A long time ago (in Twitter terms – it was the beginning of October) this happened:
This hashtag and the response it elicited made me feel very warm and fuzzy. It’s great celebrate women medievalists and their contributions to the field, since women still face discrimination and barriers in academia (as with all work places).
The response was fantastic, and the number of names that came up really showed how strong of a presence women have had and continue to have in medieval studies – including Australians.
In honour of this here’s a pick of who we think are great Australian women medievalists – sure they aren’t all ‘game-changers,’ but they’re great scholars and people who impacted us as medievalists.
My top two:
Our very own Amy Brown – she taught me as an undergraduate and her passion and great teaching really helped me get interested in Medieval Studies. Her great support and detailed critique on my written work has helped me improve greatly as a scholar. Amy was also the one who really got me interested in blogging.

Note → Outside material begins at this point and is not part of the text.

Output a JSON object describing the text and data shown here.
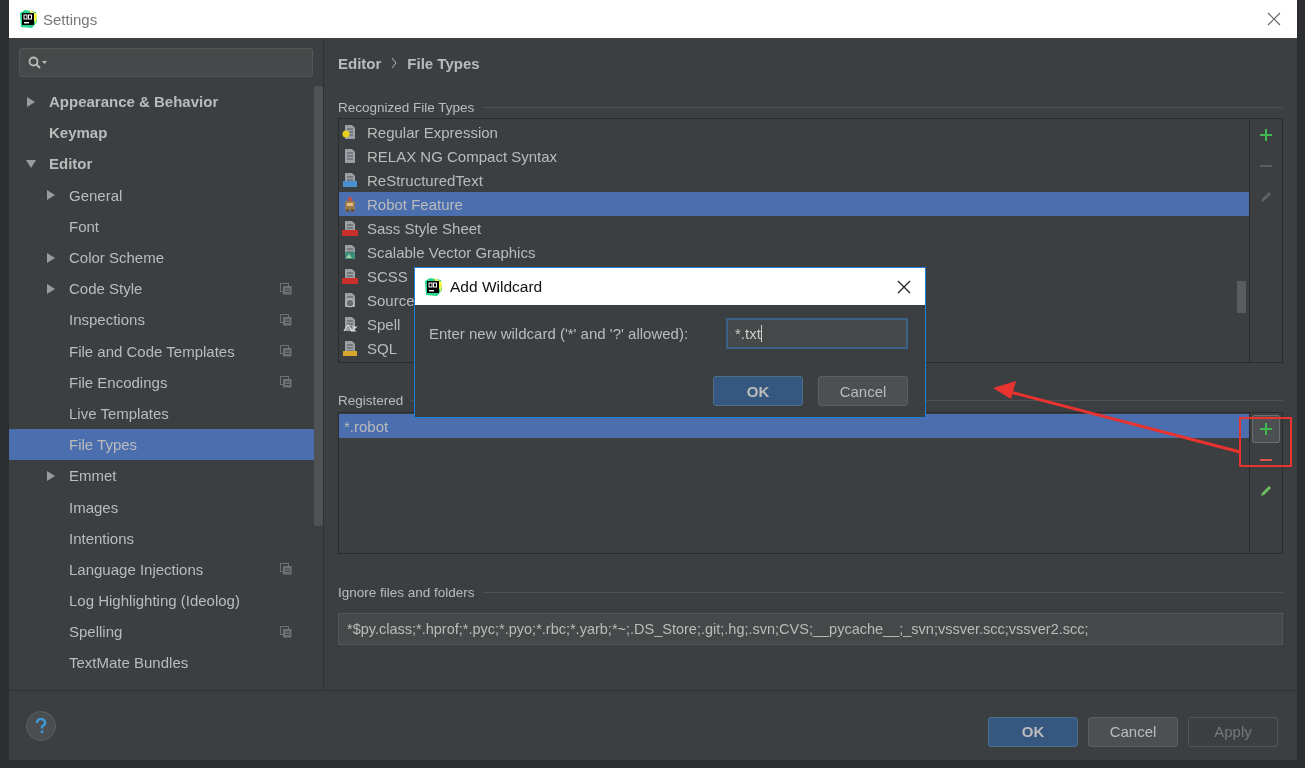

Prof. Margaret Clunies Ross – How could Prof. Ross NOT be in a list like this? While at the moment I am mostly an Anglo-Saxonist, my true love is Old Norse language. She is the pre-eminent Old Norse scholar of her generation and has definitely been a ‘game-changer’ in the field. Prof. Ross also founded the Centre for Medieval Studies at the University of Sydney, and she continues to be active in the university.

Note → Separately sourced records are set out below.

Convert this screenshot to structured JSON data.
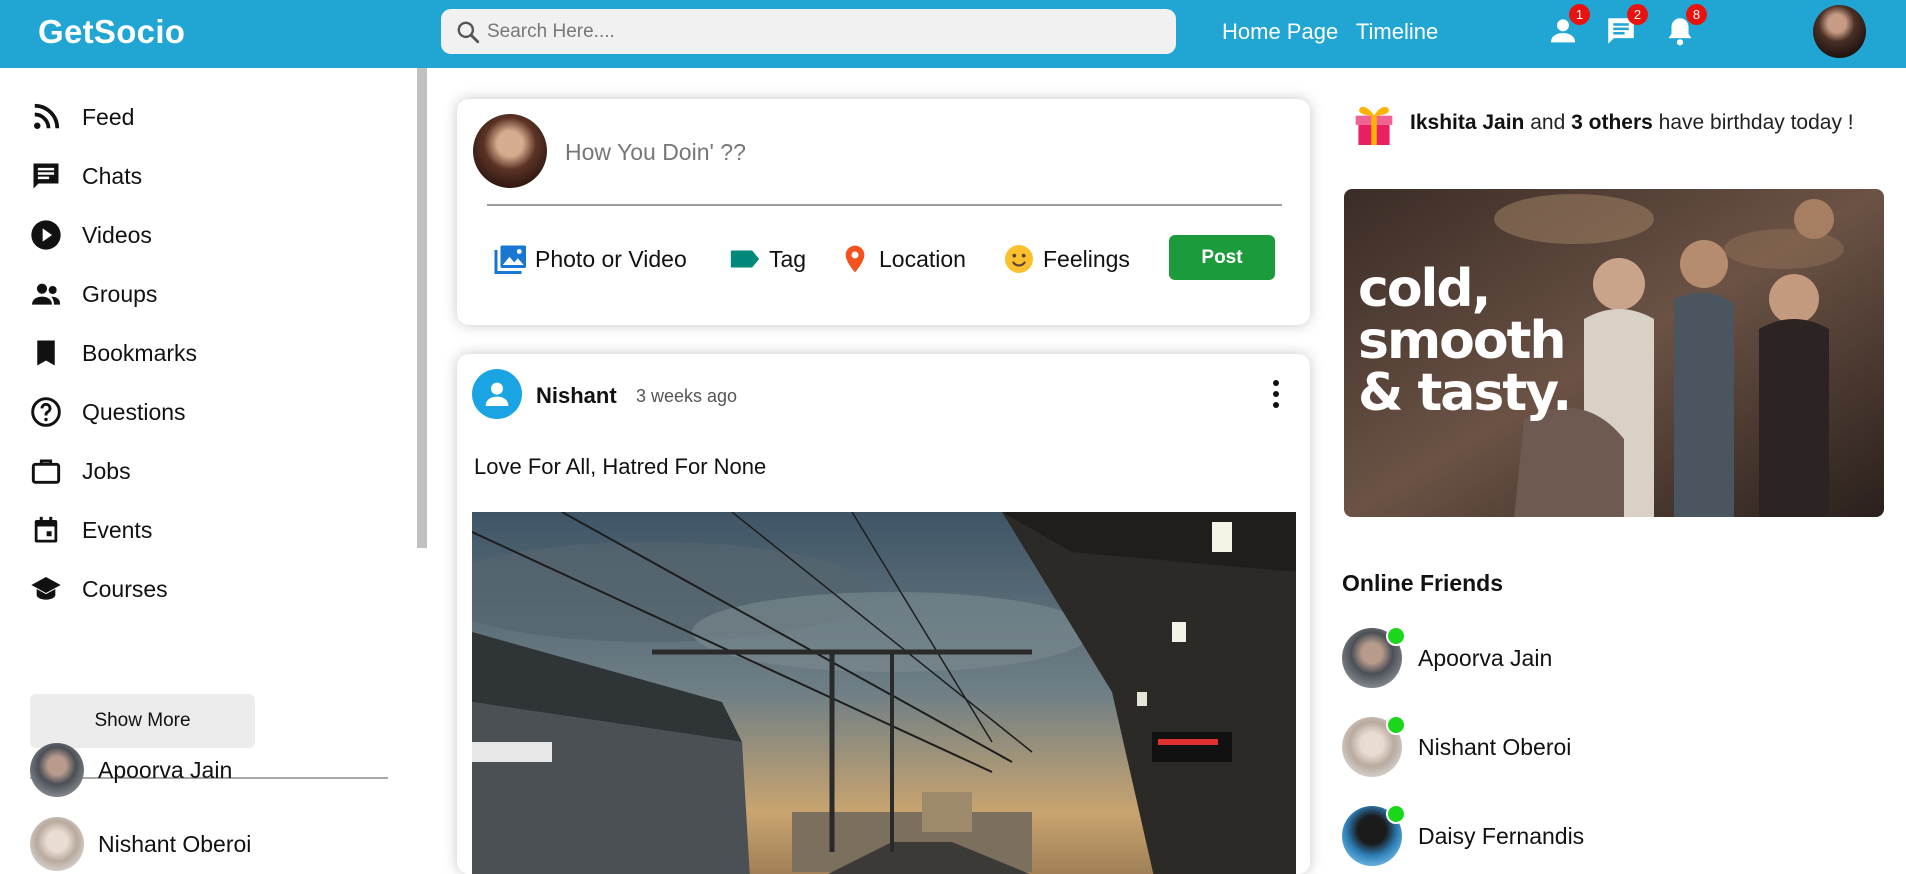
{
  "app": {
    "name": "GetSocio"
  },
  "colors": {
    "brand": "#21a6d4",
    "post_button": "#1c9b3c",
    "badge": "#e8120f",
    "online": "#1bd71b"
  },
  "header": {
    "search_placeholder": "Search Here....",
    "links": [
      "Home Page",
      "Timeline"
    ],
    "icons": [
      {
        "name": "person-icon",
        "badge": "1"
      },
      {
        "name": "chat-icon",
        "badge": "2"
      },
      {
        "name": "notification-bell-icon",
        "badge": "8"
      }
    ]
  },
  "sidebar": {
    "items": [
      {
        "label": "Feed",
        "icon": "rss-feed-icon"
      },
      {
        "label": "Chats",
        "icon": "chat-icon"
      },
      {
        "label": "Videos",
        "icon": "play-circle-icon"
      },
      {
        "label": "Groups",
        "icon": "group-icon"
      },
      {
        "label": "Bookmarks",
        "icon": "bookmark-icon"
      },
      {
        "label": "Questions",
        "icon": "help-circle-icon"
      },
      {
        "label": "Jobs",
        "icon": "briefcase-icon"
      },
      {
        "label": "Events",
        "icon": "calendar-icon"
      },
      {
        "label": "Courses",
        "icon": "school-icon"
      }
    ],
    "show_more": "Show More",
    "friends": [
      "Apoorva Jain",
      "Nishant Oberoi"
    ]
  },
  "share": {
    "placeholder": "How You Doin' ??",
    "options": [
      "Photo or Video",
      "Tag",
      "Location",
      "Feelings"
    ],
    "post_label": "Post"
  },
  "post": {
    "author": "Nishant",
    "time": "3 weeks ago",
    "text": "Love For All, Hatred For None"
  },
  "right": {
    "birthday": {
      "name": "Ikshita Jain",
      "joiner": "and",
      "others": "3 others",
      "suffix": "have birthday today !"
    },
    "ad_text": [
      "cold,",
      "smooth",
      "& tasty."
    ],
    "online_title": "Online Friends",
    "online_friends": [
      "Apoorva Jain",
      "Nishant Oberoi",
      "Daisy Fernandis"
    ]
  }
}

Prof. Stephanie Trigg – who she says not only produces great work, but is also a stauch advocate of work/life balance which is very reassuring to have around. This is especially the case in academia where work/life balance is very blurred (I say as I write this at 11.30 pm on a Sunday night …)
Dr Andrea Williams (@) – Sam thinks she is a great medievalist because of her her multi-lingual capabilities, her great story telling capabilities, and her enthusiasm as a teacher. Dr Williams is Australian-born and previously taught at the University of Sydney, she is now associated with the King’s College London.
Kathleen O’Neill expanded her own #MedFemList in a blog post.
Kathryn Maude has also storified the tweets which you can find here.